Paul Levy (born 26 February 1941 in Lexington, Kentucky) is a US/British author and journalist. He lives with his wife, art historian, Penelope Marcus, in Oxfordshire UK.

With Ann Barr[1] (and synchronically Gael Greene), he coined the word "foodie" (and some say exemplified the concept). He has won many British and American food writing and journalism prizes, including two commendations in the British Press Awards, in 1985 and 1987. He is the author of the standard work on the philosopher G.E. Moore and the Cambridge Apostles and the editor of several books of Lytton Strachey, including The Letters of Lytton Strachey.


Levy attended Lafayette High School, Lexington, KY; University of Chicago; University College London; Harvard (Ph.D. 1979); Nuffield College, Oxford.

Work experience[edit]

Levy was Food and Wine editor for The Observer in the 1980s. He was subsequently arts correspondent for The Wall Street Journal, where he reported to Raymond Sokolov, and Wall Street Journal Europe. He blogs on culture at ArtsJournal.com/plainenglish, contributes obituaries to the Independent, Guardian and Telegraph, and has written many entries for The Oxford Dictionary of National Biography. . He is co-literary executor of Lytton Strachey's estate, trustee of the Strachey Trust, and Chair Emeritus of the Oxford Symposium on Food and Cookery.

Harlan Walker (standing), Paul Levy (centre) and Claudia Roden (right) among panellists at the Oxford Symposium, 2006


  • (ed.) Lytton Strachey: The Really Interesting Question, 1972
  • Moore: G.E. Moore and the Cambridge Apostles, 1979
  • (co-ed. with Michael Holroyd) The Shorter Strachey, 1980
  • (co-author with Ann Barr) The Official Foodie Handbook, 1984
  • Out to Lunch, 1986
  • Finger-Lickin' Good: A Kentucky childhood, 1990
  • The Feast of Christmas, 1992. Writer and presenter of 5-part Channel Four network/ABC (Australia)/CBC (Canada) TV series with same title
  • (ed.) The Penguin Book of Food and Drink, 1996
  • (ed.) Eminent Victorians, The Definitive Edition, 2002
  • (ed.) The Letters of Lytton Strachey, 2005

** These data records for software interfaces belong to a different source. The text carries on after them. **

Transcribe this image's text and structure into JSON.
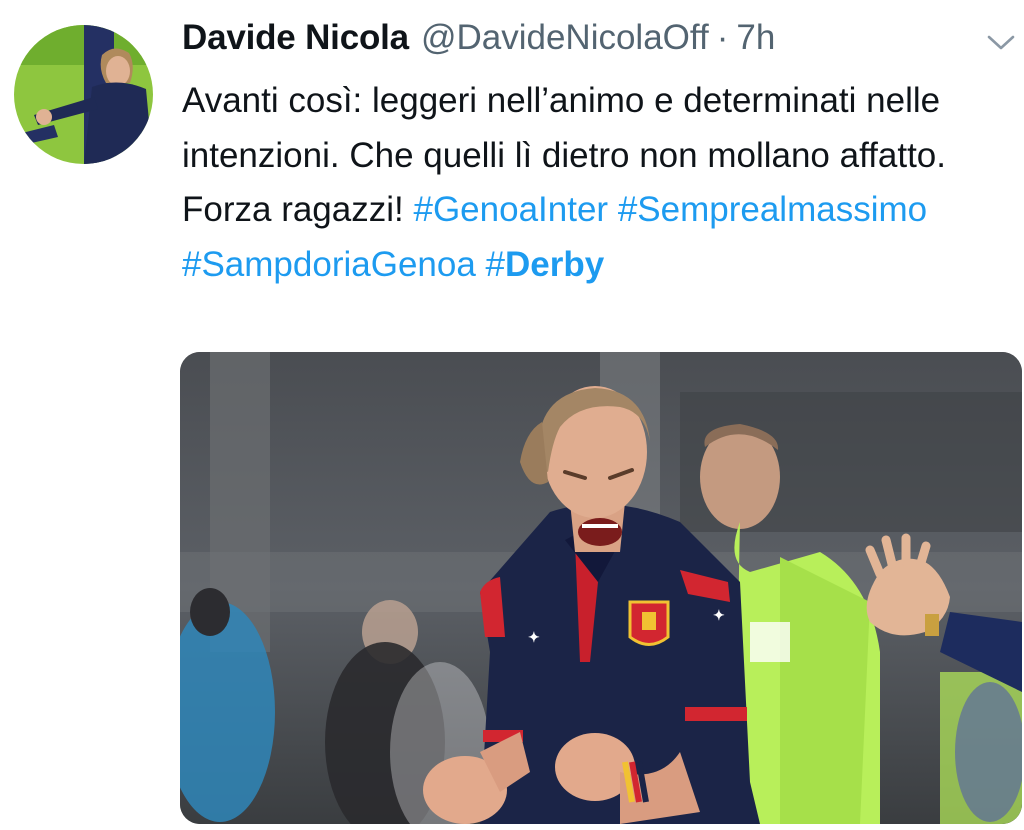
{
  "tweet": {
    "author_name": "Davide Nicola",
    "author_handle": "@DavideNicolaOff",
    "separator": "·",
    "timestamp": "7h",
    "text_plain": "Avanti così: leggeri nell’animo e determinati nelle intenzioni. Che quelli lì dietro non mollano affatto. Forza ragazzi!",
    "hashtags": [
      "#GenoaInter",
      "#Semprealmassimo",
      "#SampdoriaGenoa"
    ],
    "hashtag_bold_prefix": "#",
    "hashtag_bold_word": "Derby"
  },
  "icons": {
    "menu": "chevron-down-icon",
    "avatar": "avatar"
  },
  "colors": {
    "link": "#1d9bf0",
    "text": "#0f1419",
    "secondary": "#536471",
    "jersey_navy": "#1b2447",
    "jersey_red": "#d22630",
    "referee_green": "#b8ef5a"
  }
}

  1. ^ Article in Harpers & Queen, 1980/81

External links[edit]